:: TASK INSTRUCTIONS ::
With pictures removed, print the listing exactly.

:: DATA FOR ANALYSIS ::
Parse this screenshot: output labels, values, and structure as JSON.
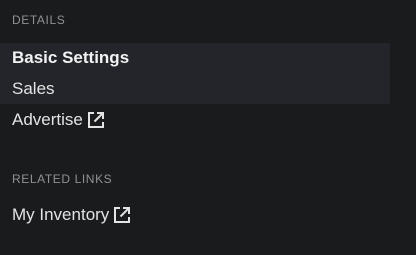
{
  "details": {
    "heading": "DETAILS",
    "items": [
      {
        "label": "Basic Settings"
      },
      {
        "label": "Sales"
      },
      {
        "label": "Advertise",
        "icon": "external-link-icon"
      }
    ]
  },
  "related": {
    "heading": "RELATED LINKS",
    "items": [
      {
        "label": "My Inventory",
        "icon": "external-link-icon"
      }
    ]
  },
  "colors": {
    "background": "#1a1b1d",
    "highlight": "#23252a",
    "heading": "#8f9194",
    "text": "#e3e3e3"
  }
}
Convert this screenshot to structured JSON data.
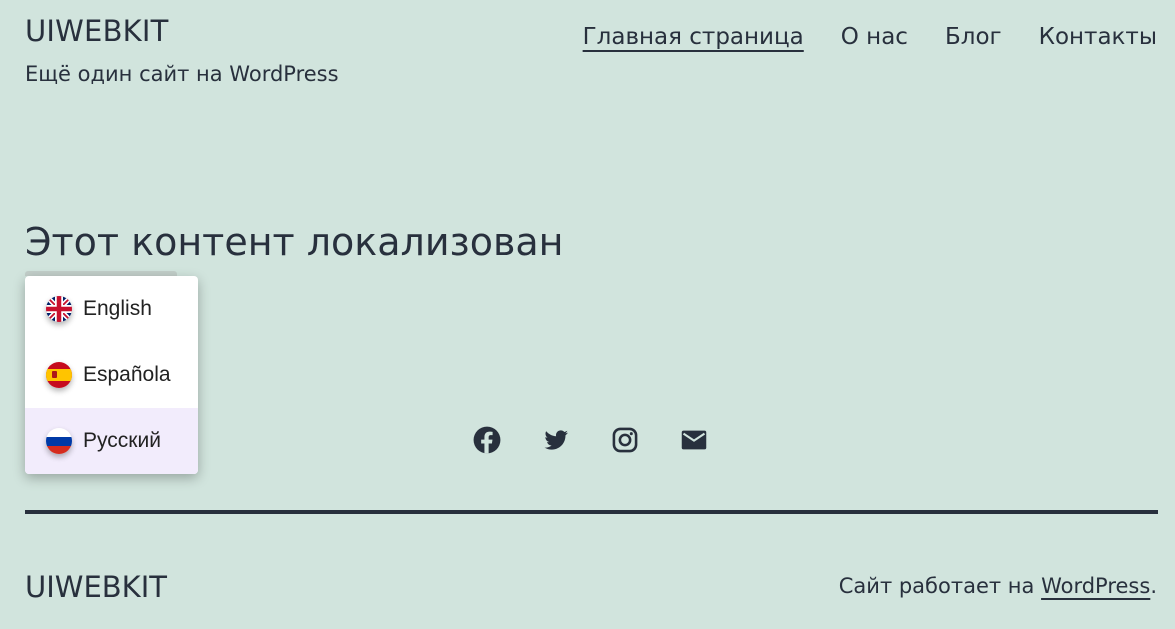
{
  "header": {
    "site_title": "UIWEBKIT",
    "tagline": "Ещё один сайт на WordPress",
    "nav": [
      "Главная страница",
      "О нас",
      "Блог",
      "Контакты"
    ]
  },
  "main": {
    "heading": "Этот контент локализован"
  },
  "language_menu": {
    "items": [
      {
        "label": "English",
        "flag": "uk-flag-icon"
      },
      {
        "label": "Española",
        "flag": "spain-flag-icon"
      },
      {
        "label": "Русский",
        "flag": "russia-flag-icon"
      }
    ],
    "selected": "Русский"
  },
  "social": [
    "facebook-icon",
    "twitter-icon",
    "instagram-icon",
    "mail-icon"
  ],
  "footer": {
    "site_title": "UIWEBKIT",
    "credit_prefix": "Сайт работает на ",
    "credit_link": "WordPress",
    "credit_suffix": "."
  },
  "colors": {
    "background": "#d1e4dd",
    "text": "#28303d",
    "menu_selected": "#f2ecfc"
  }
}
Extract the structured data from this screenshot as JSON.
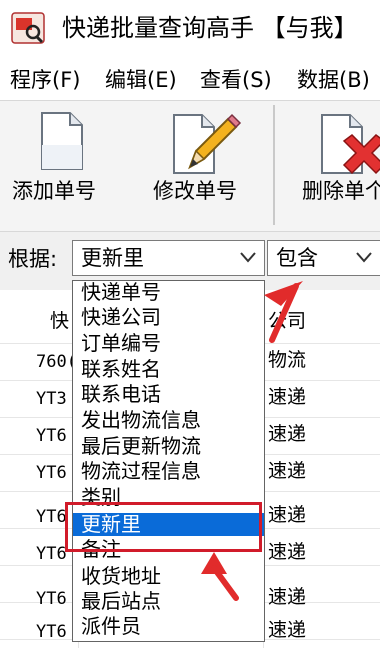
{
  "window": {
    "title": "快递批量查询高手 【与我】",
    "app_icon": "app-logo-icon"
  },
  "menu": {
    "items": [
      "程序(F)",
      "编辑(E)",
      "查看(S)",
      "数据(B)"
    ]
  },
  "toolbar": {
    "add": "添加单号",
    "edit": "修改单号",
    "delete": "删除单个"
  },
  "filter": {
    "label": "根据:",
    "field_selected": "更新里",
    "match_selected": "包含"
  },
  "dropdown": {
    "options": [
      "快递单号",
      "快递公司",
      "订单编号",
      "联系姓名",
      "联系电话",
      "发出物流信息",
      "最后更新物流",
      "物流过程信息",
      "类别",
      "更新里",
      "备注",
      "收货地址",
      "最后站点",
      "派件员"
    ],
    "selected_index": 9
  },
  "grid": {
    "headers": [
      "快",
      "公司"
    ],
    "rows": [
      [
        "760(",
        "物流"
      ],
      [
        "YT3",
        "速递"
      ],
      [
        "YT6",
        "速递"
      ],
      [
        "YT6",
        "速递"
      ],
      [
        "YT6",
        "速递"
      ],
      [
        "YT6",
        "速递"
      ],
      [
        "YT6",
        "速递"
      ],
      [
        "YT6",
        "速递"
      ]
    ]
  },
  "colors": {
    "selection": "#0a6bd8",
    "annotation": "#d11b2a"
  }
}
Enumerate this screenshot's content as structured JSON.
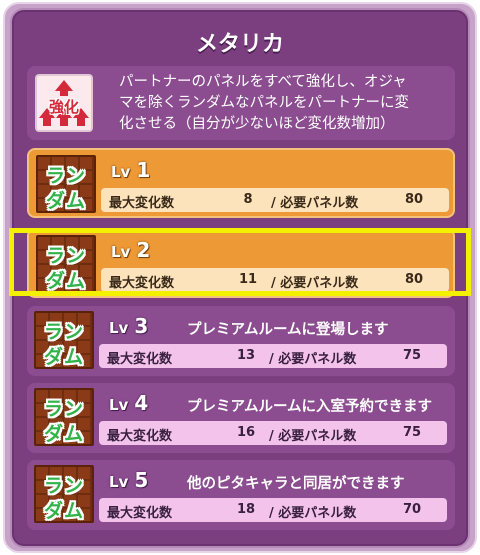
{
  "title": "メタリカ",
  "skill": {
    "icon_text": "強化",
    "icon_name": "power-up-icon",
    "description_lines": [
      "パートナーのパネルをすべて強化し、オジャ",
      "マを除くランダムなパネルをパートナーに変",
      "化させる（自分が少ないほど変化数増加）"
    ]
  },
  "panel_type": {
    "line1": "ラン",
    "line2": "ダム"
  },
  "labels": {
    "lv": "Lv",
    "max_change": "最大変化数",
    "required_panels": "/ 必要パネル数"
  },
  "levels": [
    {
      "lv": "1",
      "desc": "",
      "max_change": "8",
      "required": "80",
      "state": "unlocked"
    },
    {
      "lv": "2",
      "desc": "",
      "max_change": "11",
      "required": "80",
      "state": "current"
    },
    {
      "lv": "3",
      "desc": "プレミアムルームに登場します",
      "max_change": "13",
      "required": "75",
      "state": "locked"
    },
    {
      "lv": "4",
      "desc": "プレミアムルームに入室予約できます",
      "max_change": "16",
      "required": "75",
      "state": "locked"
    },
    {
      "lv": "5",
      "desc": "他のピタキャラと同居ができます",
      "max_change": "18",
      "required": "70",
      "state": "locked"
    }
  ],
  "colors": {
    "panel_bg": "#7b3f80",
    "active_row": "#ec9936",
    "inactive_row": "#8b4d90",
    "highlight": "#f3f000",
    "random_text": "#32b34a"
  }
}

:: EXERCISE SOLUTION ::
Parse this screenshot: output labels, values, and structure as JSON.
{
  "details": {
    "heading": "DETAILS",
    "items": [
      {
        "label": "Basic Settings"
      },
      {
        "label": "Sales"
      },
      {
        "label": "Advertise",
        "icon": "external-link-icon"
      }
    ]
  },
  "related": {
    "heading": "RELATED LINKS",
    "items": [
      {
        "label": "My Inventory",
        "icon": "external-link-icon"
      }
    ]
  },
  "colors": {
    "background": "#1a1b1d",
    "highlight": "#23252a",
    "heading": "#8f9194",
    "text": "#e3e3e3"
  }
}
Convert this screenshot to structured JSON data.
{
  "header": {
    "site_title": "UIWEBKIT",
    "tagline": "Ещё один сайт на WordPress",
    "nav": [
      "Главная страница",
      "О нас",
      "Блог",
      "Контакты"
    ]
  },
  "main": {
    "heading": "Этот контент локализован"
  },
  "language_menu": {
    "items": [
      {
        "label": "English",
        "flag": "uk-flag-icon"
      },
      {
        "label": "Española",
        "flag": "spain-flag-icon"
      },
      {
        "label": "Русский",
        "flag": "russia-flag-icon"
      }
    ],
    "selected": "Русский"
  },
  "social": [
    "facebook-icon",
    "twitter-icon",
    "instagram-icon",
    "mail-icon"
  ],
  "footer": {
    "site_title": "UIWEBKIT",
    "credit_prefix": "Сайт работает на ",
    "credit_link": "WordPress",
    "credit_suffix": "."
  },
  "colors": {
    "background": "#d1e4dd",
    "text": "#28303d",
    "menu_selected": "#f2ecfc"
  }
}
Extract the structured data from this screenshot as JSON.
{
  "window": {
    "title": "快递批量查询高手 【与我】",
    "app_icon": "app-logo-icon"
  },
  "menu": {
    "items": [
      "程序(F)",
      "编辑(E)",
      "查看(S)",
      "数据(B)"
    ]
  },
  "toolbar": {
    "add": "添加单号",
    "edit": "修改单号",
    "delete": "删除单个"
  },
  "filter": {
    "label": "根据:",
    "field_selected": "更新里",
    "match_selected": "包含"
  },
  "dropdown": {
    "options": [
      "快递单号",
      "快递公司",
      "订单编号",
      "联系姓名",
      "联系电话",
      "发出物流信息",
      "最后更新物流",
      "物流过程信息",
      "类别",
      "更新里",
      "备注",
      "收货地址",
      "最后站点",
      "派件员"
    ],
    "selected_index": 9
  },
  "grid": {
    "headers": [
      "快",
      "公司"
    ],
    "rows": [
      [
        "760(",
        "物流"
      ],
      [
        "YT3",
        "速递"
      ],
      [
        "YT6",
        "速递"
      ],
      [
        "YT6",
        "速递"
      ],
      [
        "YT6",
        "速递"
      ],
      [
        "YT6",
        "速递"
      ],
      [
        "YT6",
        "速递"
      ],
      [
        "YT6",
        "速递"
      ]
    ]
  },
  "colors": {
    "selection": "#0a6bd8",
    "annotation": "#d11b2a"
  }
}
Enumerate this screenshot's content as structured JSON.
{
  "title": "メタリカ",
  "skill": {
    "icon_text": "強化",
    "icon_name": "power-up-icon",
    "description_lines": [
      "パートナーのパネルをすべて強化し、オジャ",
      "マを除くランダムなパネルをパートナーに変",
      "化させる（自分が少ないほど変化数増加）"
    ]
  },
  "panel_type": {
    "line1": "ラン",
    "line2": "ダム"
  },
  "labels": {
    "lv": "Lv",
    "max_change": "最大変化数",
    "required_panels": "/ 必要パネル数"
  },
  "levels": [
    {
      "lv": "1",
      "desc": "",
      "max_change": "8",
      "required": "80",
      "state": "unlocked"
    },
    {
      "lv": "2",
      "desc": "",
      "max_change": "11",
      "required": "80",
      "state": "current"
    },
    {
      "lv": "3",
      "desc": "プレミアムルームに登場します",
      "max_change": "13",
      "required": "75",
      "state": "locked"
    },
    {
      "lv": "4",
      "desc": "プレミアムルームに入室予約できます",
      "max_change": "16",
      "required": "75",
      "state": "locked"
    },
    {
      "lv": "5",
      "desc": "他のピタキャラと同居ができます",
      "max_change": "18",
      "required": "70",
      "state": "locked"
    }
  ],
  "colors": {
    "panel_bg": "#7b3f80",
    "active_row": "#ec9936",
    "inactive_row": "#8b4d90",
    "highlight": "#f3f000",
    "random_text": "#32b34a"
  }
}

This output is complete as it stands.